A drug class in continued development for a rare genetic disease is giving new hope to clinicians managing its difficult-to-treat, even possibly fatal, multifactorial symptoms in pediatric patients.
In an interview with HCPLive, Kris V. Kowdley, MD, director of the Liver Institute Northwest and professor of medicine at Elson S. Floyd College of Medicine at Washington State University, discussed Alagille syndrome, the rare condition commonly associated with cholestatic liver disease and a significant rate of pruritus among pediatric and adolescent patients. The former symptom is linked to significant risk of premature mortality; the latter symptom is a major burden on young patients and their caregivers.

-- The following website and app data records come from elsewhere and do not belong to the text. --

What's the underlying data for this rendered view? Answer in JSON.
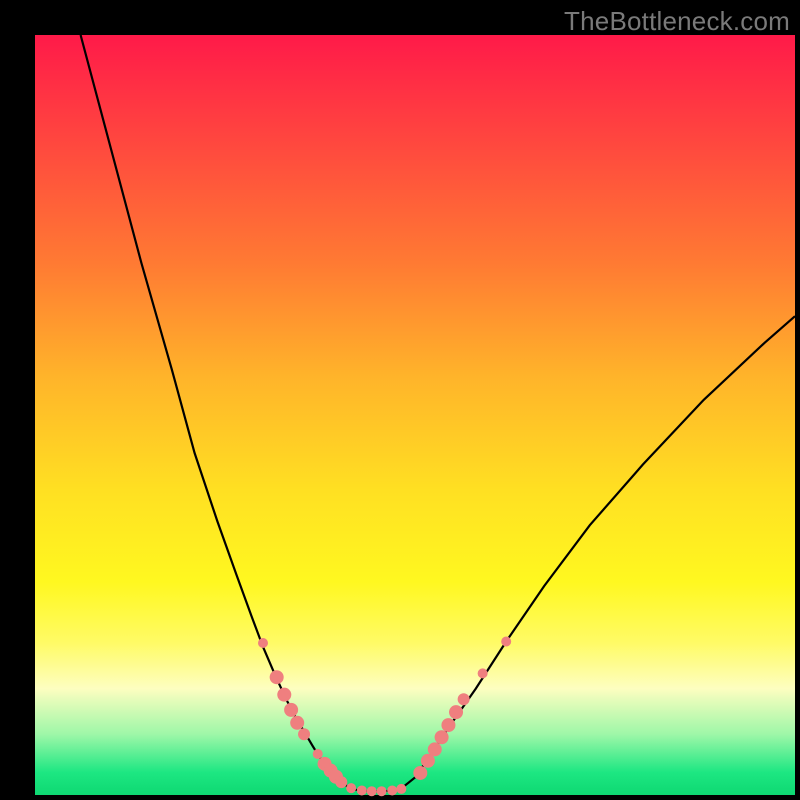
{
  "watermark": "TheBottleneck.com",
  "colors": {
    "dot_fill": "#ef7f7f",
    "curve_stroke": "#000000",
    "frame": "#000000"
  },
  "chart_data": {
    "type": "line",
    "title": "",
    "xlabel": "",
    "ylabel": "",
    "xlim": [
      0,
      100
    ],
    "ylim": [
      0,
      100
    ],
    "curves": [
      {
        "name": "left-branch",
        "x": [
          6,
          10,
          14,
          18,
          21,
          24,
          26.5,
          28.5,
          30,
          31.5,
          33,
          34.3,
          35.5,
          36.5,
          37.3,
          38,
          38.8,
          39.5,
          40.2,
          41,
          42
        ],
        "y": [
          100,
          85,
          70,
          56,
          45,
          36,
          29,
          23.5,
          19.5,
          16,
          12.7,
          10.2,
          8.2,
          6.5,
          5.2,
          4.2,
          3.3,
          2.5,
          1.8,
          1.2,
          0.7
        ]
      },
      {
        "name": "valley",
        "x": [
          42,
          44,
          46,
          48
        ],
        "y": [
          0.7,
          0.5,
          0.5,
          0.7
        ]
      },
      {
        "name": "right-branch",
        "x": [
          48,
          50,
          52,
          54.5,
          58,
          62,
          67,
          73,
          80,
          88,
          96,
          100
        ],
        "y": [
          0.7,
          2.3,
          5.2,
          9.0,
          14.0,
          20.2,
          27.5,
          35.5,
          43.5,
          52.0,
          59.5,
          63.0
        ]
      }
    ],
    "scatter": {
      "name": "dots",
      "points": [
        {
          "x": 30.0,
          "y": 20.0,
          "r": 5
        },
        {
          "x": 31.8,
          "y": 15.5,
          "r": 7
        },
        {
          "x": 32.8,
          "y": 13.2,
          "r": 7
        },
        {
          "x": 33.7,
          "y": 11.2,
          "r": 7
        },
        {
          "x": 34.5,
          "y": 9.5,
          "r": 7
        },
        {
          "x": 35.4,
          "y": 8.0,
          "r": 6
        },
        {
          "x": 37.2,
          "y": 5.4,
          "r": 5
        },
        {
          "x": 38.1,
          "y": 4.1,
          "r": 7
        },
        {
          "x": 38.9,
          "y": 3.2,
          "r": 7
        },
        {
          "x": 39.6,
          "y": 2.4,
          "r": 7
        },
        {
          "x": 40.3,
          "y": 1.7,
          "r": 6
        },
        {
          "x": 41.6,
          "y": 0.9,
          "r": 5
        },
        {
          "x": 43.0,
          "y": 0.6,
          "r": 5
        },
        {
          "x": 44.3,
          "y": 0.5,
          "r": 5
        },
        {
          "x": 45.6,
          "y": 0.5,
          "r": 5
        },
        {
          "x": 47.0,
          "y": 0.6,
          "r": 5
        },
        {
          "x": 48.2,
          "y": 0.8,
          "r": 5
        },
        {
          "x": 50.7,
          "y": 2.9,
          "r": 7
        },
        {
          "x": 51.7,
          "y": 4.5,
          "r": 7
        },
        {
          "x": 52.6,
          "y": 6.0,
          "r": 7
        },
        {
          "x": 53.5,
          "y": 7.6,
          "r": 7
        },
        {
          "x": 54.4,
          "y": 9.2,
          "r": 7
        },
        {
          "x": 55.4,
          "y": 10.9,
          "r": 7
        },
        {
          "x": 56.4,
          "y": 12.6,
          "r": 6
        },
        {
          "x": 58.9,
          "y": 16.0,
          "r": 5
        },
        {
          "x": 62.0,
          "y": 20.2,
          "r": 5
        }
      ]
    }
  }
}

“I think for patients with Alagille syndrome who have severe pruritus, they’re really affected by it—and these are children,” Kowdley said. “They may not be able to articulate or recognize their symptoms. And they suffer; it’s very impactful for their families and parents.”
In recent years, investigators have developed and built supporting clinical evidence for ileal bile acid transporter (IBAT) inhibitor therapies—a drug class that’s reached the market through the US Food and Drug Administration (FDA) and have shown benefit for cholestatic liver disease and improved patient outcomes relative to expected historical data.

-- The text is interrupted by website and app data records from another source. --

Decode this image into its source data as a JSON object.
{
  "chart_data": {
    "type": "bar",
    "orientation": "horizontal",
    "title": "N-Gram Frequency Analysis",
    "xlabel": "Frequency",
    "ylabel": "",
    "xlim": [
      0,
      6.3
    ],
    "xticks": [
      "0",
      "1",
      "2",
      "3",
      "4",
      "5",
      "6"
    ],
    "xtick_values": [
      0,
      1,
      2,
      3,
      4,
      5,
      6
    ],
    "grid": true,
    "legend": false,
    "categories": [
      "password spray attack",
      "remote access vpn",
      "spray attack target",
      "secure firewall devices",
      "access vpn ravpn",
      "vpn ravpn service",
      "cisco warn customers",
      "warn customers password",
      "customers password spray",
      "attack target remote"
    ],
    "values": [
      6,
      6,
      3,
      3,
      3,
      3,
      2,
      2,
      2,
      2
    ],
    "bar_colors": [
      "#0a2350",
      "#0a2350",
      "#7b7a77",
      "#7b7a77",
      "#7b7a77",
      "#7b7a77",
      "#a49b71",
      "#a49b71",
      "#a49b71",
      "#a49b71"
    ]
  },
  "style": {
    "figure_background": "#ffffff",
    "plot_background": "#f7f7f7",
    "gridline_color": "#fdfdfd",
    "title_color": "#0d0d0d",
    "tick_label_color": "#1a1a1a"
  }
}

“And now that we have this new class of drug that actually block reabsorption of bile acids in the terminal ileum, that’s been a major advance at least for treating the liver disease in patients with Alagille,” Kowdley said.
Another IBAT inhibitor, odevixibat, will be under FDA review for the treatment of Alagille syndrome this summer. Kowdley stressed its progression among other agents in the drug class is a key benefit for prescribing hepatologists.
“The fact we now have data suggesting not only improved outcomes but improved survival in comparison to historical control data is impactful for several reasons,” Kowdley said. Among the reasons is that he and colleagues can now use increasing real-world evidence to show effect of therapies like the number of IBAT inhibitors in development for Alagille syndrome and other forms of genetic cholestatic syndromes.
“I think these have the potential,” he explained. “Certainly, it’s less clear whether they’re going to modify disease, but it’s very clear that they have a very dramatic effect on improving quality of life.”